Provided entries:
BEGIN

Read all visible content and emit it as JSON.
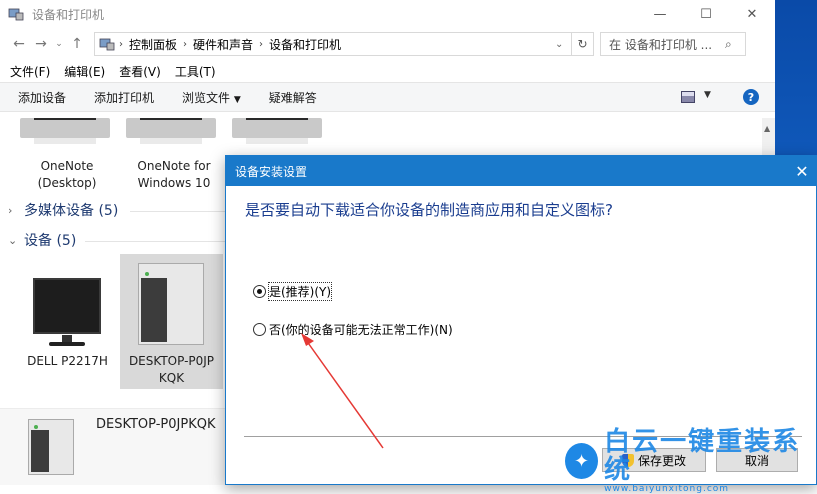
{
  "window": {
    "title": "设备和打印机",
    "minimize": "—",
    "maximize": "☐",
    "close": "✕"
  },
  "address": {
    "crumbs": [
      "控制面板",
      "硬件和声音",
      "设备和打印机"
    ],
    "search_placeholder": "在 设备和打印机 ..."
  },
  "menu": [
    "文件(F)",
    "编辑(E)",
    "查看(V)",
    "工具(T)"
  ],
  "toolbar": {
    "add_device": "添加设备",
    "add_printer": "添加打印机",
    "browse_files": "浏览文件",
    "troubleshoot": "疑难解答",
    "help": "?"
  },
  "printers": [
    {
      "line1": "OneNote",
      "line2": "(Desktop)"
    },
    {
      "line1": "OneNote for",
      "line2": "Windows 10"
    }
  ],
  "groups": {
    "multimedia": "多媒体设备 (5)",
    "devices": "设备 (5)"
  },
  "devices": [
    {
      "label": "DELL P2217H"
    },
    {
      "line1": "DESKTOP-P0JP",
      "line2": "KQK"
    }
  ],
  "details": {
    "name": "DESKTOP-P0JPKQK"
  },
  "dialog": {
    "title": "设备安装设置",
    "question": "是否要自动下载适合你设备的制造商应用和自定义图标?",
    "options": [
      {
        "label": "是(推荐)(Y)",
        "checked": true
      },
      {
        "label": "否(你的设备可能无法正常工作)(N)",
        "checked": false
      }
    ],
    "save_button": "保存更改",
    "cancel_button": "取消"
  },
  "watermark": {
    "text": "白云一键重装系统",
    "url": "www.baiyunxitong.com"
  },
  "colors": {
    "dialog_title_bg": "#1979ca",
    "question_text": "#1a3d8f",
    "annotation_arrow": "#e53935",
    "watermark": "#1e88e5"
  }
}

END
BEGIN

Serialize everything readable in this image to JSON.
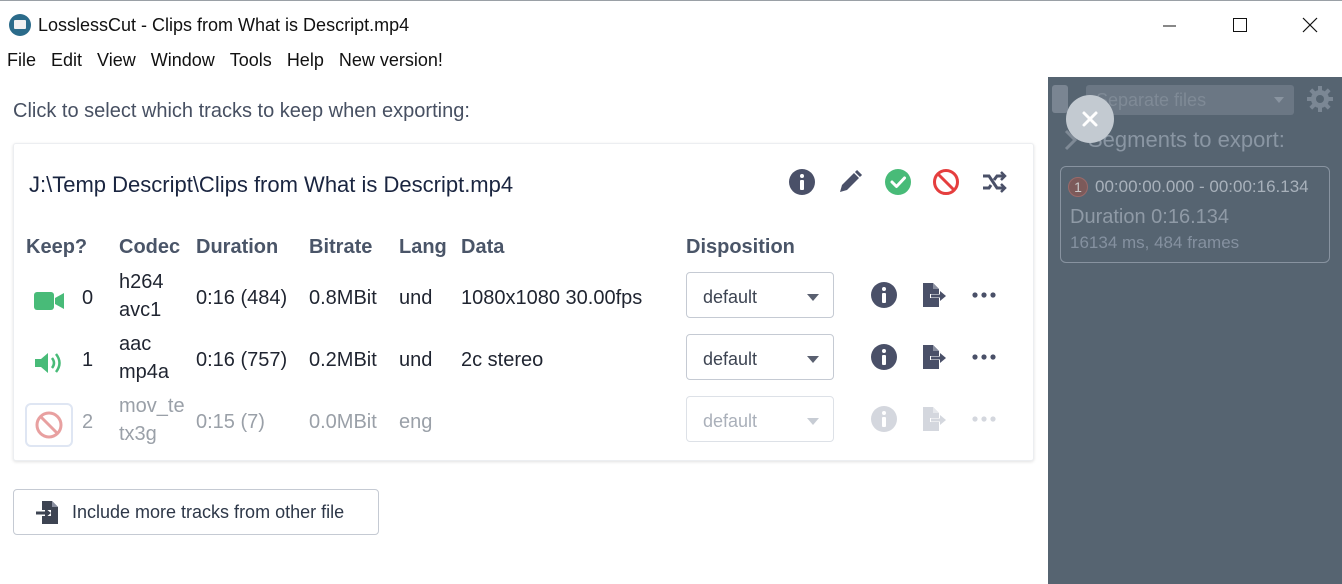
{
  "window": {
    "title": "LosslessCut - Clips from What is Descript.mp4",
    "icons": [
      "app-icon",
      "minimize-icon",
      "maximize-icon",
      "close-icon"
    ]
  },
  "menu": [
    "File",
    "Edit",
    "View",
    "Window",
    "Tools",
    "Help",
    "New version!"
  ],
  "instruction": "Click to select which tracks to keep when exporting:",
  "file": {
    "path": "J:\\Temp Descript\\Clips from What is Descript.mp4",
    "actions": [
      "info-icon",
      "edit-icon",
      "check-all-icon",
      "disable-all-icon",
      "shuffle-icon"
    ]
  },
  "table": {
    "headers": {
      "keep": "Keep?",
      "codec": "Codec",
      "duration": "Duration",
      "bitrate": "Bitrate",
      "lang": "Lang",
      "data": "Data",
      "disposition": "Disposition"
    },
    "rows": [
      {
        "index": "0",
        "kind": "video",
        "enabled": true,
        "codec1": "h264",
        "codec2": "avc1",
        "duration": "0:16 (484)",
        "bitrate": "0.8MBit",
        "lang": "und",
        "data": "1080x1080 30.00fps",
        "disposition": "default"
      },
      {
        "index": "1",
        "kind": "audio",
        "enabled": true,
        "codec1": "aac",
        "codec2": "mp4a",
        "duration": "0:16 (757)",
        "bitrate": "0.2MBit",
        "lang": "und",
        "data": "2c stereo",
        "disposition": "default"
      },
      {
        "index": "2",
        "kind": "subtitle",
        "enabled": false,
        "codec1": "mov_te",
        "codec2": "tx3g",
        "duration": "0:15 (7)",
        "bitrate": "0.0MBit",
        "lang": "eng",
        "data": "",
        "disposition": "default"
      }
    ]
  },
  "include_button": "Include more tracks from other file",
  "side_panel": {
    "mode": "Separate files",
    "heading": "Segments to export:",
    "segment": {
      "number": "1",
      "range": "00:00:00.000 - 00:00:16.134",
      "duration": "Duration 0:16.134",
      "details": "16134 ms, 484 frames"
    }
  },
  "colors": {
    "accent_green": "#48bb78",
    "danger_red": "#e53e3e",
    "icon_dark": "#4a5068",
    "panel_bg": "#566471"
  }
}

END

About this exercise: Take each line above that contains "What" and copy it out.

Solution:
    "title": "LosslessCut - Clips from What is Descript.mp4",
    "path": "J:\\Temp Descript\\Clips from What is Descript.mp4",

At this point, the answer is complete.